Declan Dale is the credited director of “Exposed,” but the name is a pseudonym for Gee Malik Linton, who walked away from the film after executives drastically recut the movie. Even without this information, it’s clear something is awry with “Exposed,” which is all over the map in terms of story and character, stumbling around while on the hunt for a grander meaning that never arrives. It’s a baffling feature, especially in its current confused state, providing little reward for those electing to piece together what appears to have been an eerie exploration of sexual abuse and police corruption at one point during its troubled production history. Read the rest at

Film Review - The 5th Wave

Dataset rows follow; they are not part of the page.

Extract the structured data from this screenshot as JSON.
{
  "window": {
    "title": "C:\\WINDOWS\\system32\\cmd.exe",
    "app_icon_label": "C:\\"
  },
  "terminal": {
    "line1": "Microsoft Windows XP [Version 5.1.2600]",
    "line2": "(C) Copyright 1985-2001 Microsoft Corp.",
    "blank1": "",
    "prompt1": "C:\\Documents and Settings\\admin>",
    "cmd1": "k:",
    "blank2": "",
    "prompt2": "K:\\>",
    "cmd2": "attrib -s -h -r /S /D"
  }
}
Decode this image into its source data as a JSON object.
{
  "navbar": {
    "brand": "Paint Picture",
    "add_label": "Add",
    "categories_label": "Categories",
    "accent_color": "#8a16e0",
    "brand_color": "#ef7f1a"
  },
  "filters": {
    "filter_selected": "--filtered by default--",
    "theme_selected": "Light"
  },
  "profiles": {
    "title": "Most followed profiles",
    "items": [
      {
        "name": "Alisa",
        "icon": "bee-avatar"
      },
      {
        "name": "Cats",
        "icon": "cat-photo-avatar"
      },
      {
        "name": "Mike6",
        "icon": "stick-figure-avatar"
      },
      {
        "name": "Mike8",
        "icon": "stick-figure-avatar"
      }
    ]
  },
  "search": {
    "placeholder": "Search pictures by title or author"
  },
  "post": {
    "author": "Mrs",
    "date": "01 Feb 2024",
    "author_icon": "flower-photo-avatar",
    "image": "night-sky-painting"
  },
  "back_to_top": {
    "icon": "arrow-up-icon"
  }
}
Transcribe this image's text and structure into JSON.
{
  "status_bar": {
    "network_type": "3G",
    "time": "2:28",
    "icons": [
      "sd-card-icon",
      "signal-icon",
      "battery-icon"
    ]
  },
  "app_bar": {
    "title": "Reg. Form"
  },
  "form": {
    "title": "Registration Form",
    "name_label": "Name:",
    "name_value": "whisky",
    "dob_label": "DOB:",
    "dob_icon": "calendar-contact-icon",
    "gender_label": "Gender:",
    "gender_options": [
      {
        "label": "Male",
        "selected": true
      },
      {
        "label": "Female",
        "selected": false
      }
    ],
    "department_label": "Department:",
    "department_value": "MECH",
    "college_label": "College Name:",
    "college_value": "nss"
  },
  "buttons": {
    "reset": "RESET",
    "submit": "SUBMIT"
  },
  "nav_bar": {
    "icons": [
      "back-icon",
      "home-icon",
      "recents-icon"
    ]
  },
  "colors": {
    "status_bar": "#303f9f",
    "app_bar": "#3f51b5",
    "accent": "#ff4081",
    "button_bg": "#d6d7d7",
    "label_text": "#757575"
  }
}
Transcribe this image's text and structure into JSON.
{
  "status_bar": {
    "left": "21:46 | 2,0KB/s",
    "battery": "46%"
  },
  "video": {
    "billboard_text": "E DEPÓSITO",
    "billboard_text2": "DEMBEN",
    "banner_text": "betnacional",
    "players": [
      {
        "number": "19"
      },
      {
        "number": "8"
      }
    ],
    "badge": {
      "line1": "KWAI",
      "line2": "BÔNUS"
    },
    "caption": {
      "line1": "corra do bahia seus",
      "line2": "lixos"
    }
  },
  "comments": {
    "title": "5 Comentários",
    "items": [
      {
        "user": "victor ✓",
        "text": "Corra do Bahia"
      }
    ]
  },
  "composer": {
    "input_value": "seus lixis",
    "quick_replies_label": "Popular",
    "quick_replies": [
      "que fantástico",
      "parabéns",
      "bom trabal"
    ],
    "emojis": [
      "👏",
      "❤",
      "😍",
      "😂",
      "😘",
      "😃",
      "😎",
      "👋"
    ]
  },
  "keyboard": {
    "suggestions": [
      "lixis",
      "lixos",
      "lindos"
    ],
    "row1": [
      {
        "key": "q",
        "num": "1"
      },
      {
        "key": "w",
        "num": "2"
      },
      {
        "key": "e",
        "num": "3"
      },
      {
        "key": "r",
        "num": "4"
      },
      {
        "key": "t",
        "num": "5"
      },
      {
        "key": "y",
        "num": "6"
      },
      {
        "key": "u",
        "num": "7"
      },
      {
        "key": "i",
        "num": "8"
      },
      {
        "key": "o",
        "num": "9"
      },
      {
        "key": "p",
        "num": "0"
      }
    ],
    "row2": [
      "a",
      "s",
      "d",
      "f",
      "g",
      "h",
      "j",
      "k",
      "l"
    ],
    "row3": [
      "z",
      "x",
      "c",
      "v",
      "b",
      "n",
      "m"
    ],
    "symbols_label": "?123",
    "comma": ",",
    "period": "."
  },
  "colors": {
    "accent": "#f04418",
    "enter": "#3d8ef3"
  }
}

“The 5th Wave” is Sony’s latest attempt to play the Young Adult adaptation lottery, recently striking out with 2013’s “The Mortal Instruments: City of Bones.” Chasing “Hunger Games” money (though I’m sure they’d settle for “Divergent” grosses at this point), the studio selects a strange book to bring to the screen, with author Rick Yancey’s coming-of-age saga set against the backdrop of an alien invasion a troublesome tale to manage on the big screen. Unfocused and dull, “The 5th Wave” doesn’t offer much of a punch, sticking close to YA formula that emphasizes teen heartache over a global battle for survival. Read the rest at

Film Review - Son of Saul


Most World War II Holocaust films tend to remain at a respectful distance, permitting the audience to understand the atrocities in play without a full submersion into horror. “Son of Saul” is a Hungarian picture that does away with boundaries, dragging the viewer along as a specific point of view is explored, with graphic details evident, but just out of focus to represent a true perspective with a character living inside the nightmare. Exploring a fractured sense of honor in the face of extinction, “Son of Saul” is brilliantly executed and chillingly evocative, creating a screen space that, while suffocating, also provides a window to pure behavior, with co-writer/director Laszlo Nemes locating a fresh chapter of the Holocaust to inspect. Read the rest at